[Stored dataset items]
§ §
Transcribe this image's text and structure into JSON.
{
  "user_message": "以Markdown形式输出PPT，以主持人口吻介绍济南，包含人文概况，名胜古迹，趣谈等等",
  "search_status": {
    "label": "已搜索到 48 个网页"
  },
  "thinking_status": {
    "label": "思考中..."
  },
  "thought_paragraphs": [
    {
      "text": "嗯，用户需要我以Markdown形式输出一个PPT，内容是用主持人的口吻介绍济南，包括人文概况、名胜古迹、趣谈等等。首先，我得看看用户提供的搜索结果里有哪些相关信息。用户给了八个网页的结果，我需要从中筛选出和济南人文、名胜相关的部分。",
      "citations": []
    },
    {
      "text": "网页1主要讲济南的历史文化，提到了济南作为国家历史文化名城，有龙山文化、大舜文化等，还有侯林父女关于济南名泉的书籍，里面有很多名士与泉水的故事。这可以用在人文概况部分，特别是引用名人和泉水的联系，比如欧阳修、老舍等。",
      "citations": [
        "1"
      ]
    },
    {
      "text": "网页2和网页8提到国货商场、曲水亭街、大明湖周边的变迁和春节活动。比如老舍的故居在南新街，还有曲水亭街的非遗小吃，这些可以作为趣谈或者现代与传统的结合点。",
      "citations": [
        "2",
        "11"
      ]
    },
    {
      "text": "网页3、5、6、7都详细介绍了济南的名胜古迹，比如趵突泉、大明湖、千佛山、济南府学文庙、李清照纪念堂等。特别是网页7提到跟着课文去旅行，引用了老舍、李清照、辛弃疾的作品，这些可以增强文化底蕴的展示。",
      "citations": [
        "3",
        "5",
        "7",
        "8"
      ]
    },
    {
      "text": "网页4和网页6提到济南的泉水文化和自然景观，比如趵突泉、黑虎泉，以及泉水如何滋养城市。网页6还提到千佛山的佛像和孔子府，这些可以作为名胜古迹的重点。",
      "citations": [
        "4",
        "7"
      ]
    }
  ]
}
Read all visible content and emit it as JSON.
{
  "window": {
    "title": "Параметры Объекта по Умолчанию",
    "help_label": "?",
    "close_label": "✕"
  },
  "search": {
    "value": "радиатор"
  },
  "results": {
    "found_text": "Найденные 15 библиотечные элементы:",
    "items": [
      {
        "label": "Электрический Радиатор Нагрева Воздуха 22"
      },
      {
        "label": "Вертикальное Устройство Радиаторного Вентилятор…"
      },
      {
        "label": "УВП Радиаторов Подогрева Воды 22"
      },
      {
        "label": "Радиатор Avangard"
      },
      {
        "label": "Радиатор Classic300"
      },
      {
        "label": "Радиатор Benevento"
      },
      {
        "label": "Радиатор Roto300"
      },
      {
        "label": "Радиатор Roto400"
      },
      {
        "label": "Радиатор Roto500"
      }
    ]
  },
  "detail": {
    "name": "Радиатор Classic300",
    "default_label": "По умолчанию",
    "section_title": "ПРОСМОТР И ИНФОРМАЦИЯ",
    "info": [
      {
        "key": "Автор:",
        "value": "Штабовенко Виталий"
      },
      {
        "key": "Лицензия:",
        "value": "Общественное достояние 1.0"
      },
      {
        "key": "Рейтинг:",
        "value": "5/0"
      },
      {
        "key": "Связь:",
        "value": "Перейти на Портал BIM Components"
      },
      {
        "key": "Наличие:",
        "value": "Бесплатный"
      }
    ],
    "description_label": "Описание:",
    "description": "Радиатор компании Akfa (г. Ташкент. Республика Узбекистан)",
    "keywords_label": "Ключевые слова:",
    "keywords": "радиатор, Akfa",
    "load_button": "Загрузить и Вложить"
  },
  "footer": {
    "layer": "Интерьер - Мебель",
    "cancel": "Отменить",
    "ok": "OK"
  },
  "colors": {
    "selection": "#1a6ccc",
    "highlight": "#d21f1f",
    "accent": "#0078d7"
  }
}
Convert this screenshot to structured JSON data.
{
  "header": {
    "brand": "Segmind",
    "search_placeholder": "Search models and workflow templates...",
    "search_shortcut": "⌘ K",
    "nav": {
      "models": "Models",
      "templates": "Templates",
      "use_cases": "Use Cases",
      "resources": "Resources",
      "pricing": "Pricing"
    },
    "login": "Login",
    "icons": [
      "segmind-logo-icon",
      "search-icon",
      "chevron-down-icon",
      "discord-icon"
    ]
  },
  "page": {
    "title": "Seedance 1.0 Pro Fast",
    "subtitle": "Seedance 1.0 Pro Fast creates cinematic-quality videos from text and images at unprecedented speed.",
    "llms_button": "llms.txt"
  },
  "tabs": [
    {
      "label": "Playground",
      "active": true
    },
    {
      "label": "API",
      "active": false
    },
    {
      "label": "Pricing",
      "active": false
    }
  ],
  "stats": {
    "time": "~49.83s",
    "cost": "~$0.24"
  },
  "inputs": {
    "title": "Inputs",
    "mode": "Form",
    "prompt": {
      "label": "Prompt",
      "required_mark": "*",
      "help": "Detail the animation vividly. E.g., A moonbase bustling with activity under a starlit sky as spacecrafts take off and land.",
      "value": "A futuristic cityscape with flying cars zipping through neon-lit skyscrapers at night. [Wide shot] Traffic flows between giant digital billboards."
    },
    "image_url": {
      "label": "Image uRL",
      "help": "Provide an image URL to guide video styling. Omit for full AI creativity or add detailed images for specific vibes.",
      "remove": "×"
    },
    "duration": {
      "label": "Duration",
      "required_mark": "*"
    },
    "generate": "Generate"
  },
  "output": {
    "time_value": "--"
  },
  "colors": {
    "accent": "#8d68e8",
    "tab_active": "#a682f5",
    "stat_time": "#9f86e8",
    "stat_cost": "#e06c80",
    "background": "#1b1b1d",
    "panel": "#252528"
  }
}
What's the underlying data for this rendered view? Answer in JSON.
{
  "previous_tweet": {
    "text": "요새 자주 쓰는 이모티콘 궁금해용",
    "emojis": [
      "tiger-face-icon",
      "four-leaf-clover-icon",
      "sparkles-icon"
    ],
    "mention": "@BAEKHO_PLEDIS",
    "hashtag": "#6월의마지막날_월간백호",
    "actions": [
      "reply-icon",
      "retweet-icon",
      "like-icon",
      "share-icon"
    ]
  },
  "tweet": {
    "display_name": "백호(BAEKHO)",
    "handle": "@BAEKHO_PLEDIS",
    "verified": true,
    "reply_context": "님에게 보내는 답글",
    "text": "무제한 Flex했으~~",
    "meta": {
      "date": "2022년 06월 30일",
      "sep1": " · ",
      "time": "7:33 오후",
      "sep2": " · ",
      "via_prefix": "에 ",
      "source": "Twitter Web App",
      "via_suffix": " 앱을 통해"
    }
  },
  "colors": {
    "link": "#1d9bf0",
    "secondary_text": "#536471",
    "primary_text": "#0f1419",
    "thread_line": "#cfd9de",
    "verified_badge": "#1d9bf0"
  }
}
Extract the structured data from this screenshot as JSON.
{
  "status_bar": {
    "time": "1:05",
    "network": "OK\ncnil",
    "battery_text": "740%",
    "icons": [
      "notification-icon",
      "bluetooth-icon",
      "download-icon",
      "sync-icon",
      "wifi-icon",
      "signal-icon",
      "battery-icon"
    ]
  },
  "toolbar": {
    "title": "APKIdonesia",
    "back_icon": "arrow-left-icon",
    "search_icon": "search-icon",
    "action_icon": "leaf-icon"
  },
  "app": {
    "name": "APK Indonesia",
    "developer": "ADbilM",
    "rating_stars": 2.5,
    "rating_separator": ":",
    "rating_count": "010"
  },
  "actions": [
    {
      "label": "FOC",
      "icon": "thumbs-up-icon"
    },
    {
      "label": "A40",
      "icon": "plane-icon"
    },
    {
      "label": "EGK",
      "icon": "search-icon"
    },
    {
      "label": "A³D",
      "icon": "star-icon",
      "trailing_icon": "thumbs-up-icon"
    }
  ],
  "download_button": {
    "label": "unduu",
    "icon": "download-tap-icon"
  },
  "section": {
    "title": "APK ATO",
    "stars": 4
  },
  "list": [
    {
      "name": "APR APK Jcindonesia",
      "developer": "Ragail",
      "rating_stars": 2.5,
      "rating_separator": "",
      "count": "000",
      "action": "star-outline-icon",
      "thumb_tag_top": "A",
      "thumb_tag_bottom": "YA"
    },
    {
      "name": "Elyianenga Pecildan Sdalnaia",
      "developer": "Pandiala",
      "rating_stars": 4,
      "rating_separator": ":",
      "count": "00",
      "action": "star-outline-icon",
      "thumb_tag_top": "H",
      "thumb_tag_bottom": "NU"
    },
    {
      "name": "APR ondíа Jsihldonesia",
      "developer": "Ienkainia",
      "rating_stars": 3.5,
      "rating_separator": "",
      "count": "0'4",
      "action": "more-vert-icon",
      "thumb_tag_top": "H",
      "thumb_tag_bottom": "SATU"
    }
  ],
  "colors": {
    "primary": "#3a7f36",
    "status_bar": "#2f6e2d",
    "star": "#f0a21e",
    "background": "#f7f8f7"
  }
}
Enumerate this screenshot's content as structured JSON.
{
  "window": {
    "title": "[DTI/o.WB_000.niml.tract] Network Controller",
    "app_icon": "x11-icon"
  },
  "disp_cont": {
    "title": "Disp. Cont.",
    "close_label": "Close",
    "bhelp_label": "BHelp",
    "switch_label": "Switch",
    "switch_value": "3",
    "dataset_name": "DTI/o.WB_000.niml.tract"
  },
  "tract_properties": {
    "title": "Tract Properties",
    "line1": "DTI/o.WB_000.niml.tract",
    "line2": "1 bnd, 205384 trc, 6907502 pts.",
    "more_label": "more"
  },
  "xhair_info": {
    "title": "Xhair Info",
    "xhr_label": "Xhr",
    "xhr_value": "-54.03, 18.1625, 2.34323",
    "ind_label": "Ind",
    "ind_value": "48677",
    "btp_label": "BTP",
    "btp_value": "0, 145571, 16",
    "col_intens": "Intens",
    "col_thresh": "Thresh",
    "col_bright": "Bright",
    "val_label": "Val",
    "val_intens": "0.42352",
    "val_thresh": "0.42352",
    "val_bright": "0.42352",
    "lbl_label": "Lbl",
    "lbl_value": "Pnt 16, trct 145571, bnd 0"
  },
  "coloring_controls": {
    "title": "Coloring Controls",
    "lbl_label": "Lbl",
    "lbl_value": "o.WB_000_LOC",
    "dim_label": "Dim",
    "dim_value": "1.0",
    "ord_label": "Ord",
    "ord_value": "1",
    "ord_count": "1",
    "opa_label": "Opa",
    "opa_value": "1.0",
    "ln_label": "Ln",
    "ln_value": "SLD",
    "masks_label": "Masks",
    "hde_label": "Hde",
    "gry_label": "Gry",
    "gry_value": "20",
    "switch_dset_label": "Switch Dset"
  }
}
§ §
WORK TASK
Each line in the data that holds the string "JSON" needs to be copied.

TASK OUTPUT
Transcribe this image's text and structure into JSON.
Read all visible content and emit it as JSON.
Convert this screenshot to structured JSON data.
What's the underlying data for this rendered view? Answer in JSON.
Extract the structured data from this screenshot as JSON.
Enumerate this screenshot's content as structured JSON.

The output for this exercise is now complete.